Our teaching philosophy

Truly active learning only occurs when you receive the information you need, at the time you need it, in the amounts you need.

Our teaching philosophy

Online, made easier

Here at The Creative Guide, we're dedicated to making photography more accessible. We try not to burden you with information about topics you do not need right now. It is well proven that truly active learning only occurs when you receive the information you need, at the time you need it, in the amounts you need. We aim to only provide you with the hints and tips that are relevant to your current level.


Jargon lite

We know how confusing photography and technical jargon is for the average camera and software user. We make learning more natural for you by using simple language and breaking everything down into bite-sized chunks. We regularly repeat critical concepts so that you can take it all in, a little bit, by a little bit.


All of our group courses notes reflect this philosophy and are specially written in plain English. They are also illustrated with full-color photographs and illustrations to show you precisely what you need to know. These notes have been fine-tuned in a classroom setting to ensure each of the tips in them works well out in the real world.


Which is the best camera phone? It depends!

We also avoid making statements about what camera phone is ‘best.’ The truth is that there is no such thing! The answer to ANY question in creativity goes like this “It depends”; it depends on what you are shooting, it depends on the light, it depends on being able to control the ISO.” And on, and on, and on.


You probably do not need new gear

We do not think you need new equipment. Your camera phone can still take the same pictures today that it could when you bought it. We plan to teach you how to use it much better.


Our promise

  • To remain brand neutral. We will never fool you into thinking a particular brand is ‘great’ because we am paid to say so. All brands are great, and we never take money from any of them.

  • To only ever mention equipment or software that we use or that we think our students would benefit from

  • To always try to translate photography terminology in a way that it relates to you and your camera.
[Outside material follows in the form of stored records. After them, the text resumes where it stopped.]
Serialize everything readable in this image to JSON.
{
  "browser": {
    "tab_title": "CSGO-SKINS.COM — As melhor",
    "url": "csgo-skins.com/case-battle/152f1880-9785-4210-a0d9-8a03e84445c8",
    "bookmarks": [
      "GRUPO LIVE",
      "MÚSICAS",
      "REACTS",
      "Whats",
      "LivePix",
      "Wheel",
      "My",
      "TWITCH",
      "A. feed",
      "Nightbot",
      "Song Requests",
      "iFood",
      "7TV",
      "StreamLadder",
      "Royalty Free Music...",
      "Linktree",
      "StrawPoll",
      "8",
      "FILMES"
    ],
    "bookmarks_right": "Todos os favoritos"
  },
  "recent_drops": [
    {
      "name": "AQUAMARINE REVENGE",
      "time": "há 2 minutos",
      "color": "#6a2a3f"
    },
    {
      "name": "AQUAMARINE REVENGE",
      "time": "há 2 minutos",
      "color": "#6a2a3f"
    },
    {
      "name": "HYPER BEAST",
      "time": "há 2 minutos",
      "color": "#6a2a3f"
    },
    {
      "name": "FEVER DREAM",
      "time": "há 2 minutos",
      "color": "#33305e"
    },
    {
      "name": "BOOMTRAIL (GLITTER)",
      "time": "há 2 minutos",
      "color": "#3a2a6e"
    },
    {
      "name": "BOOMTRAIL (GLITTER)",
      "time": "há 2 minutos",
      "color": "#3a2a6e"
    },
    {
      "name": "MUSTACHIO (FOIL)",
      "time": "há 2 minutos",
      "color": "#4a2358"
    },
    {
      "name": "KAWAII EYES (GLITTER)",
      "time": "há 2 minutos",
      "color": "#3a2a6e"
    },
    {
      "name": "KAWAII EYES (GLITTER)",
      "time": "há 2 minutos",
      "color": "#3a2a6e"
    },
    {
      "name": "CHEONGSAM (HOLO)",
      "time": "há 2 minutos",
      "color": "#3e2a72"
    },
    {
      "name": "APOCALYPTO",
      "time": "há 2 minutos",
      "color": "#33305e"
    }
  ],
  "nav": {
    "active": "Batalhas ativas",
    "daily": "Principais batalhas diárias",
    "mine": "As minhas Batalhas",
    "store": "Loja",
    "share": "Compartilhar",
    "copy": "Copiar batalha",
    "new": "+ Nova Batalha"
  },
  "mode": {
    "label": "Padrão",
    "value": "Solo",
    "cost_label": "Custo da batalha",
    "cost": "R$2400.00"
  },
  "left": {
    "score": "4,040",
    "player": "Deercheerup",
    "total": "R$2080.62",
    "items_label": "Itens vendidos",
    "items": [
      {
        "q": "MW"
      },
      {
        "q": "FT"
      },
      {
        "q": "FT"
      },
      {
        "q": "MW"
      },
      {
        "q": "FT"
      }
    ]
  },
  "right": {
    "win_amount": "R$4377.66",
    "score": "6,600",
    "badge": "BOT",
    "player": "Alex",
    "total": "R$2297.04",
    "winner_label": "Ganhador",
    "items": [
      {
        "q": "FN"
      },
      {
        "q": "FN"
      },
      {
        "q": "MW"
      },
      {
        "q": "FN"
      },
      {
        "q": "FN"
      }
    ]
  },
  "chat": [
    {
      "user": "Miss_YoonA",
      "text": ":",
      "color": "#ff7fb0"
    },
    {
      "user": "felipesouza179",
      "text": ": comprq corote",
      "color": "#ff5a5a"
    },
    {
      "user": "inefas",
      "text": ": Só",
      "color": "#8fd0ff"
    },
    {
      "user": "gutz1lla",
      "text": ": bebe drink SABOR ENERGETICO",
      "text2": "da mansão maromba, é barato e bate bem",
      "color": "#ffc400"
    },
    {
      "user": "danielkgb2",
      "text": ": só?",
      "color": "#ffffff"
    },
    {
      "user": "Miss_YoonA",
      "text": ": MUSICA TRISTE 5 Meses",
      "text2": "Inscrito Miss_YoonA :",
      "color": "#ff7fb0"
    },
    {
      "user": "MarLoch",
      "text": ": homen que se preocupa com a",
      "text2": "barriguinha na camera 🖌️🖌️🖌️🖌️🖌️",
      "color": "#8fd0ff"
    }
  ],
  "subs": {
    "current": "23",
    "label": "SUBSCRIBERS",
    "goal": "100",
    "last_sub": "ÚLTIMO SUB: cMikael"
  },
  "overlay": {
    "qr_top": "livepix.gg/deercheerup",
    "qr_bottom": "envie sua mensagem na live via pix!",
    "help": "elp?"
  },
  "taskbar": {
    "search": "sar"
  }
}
  • To never cram different levels into my courses, if a class has ‘Beginner’ in the title, it is indeed a beginners course.

  • To keep it fun!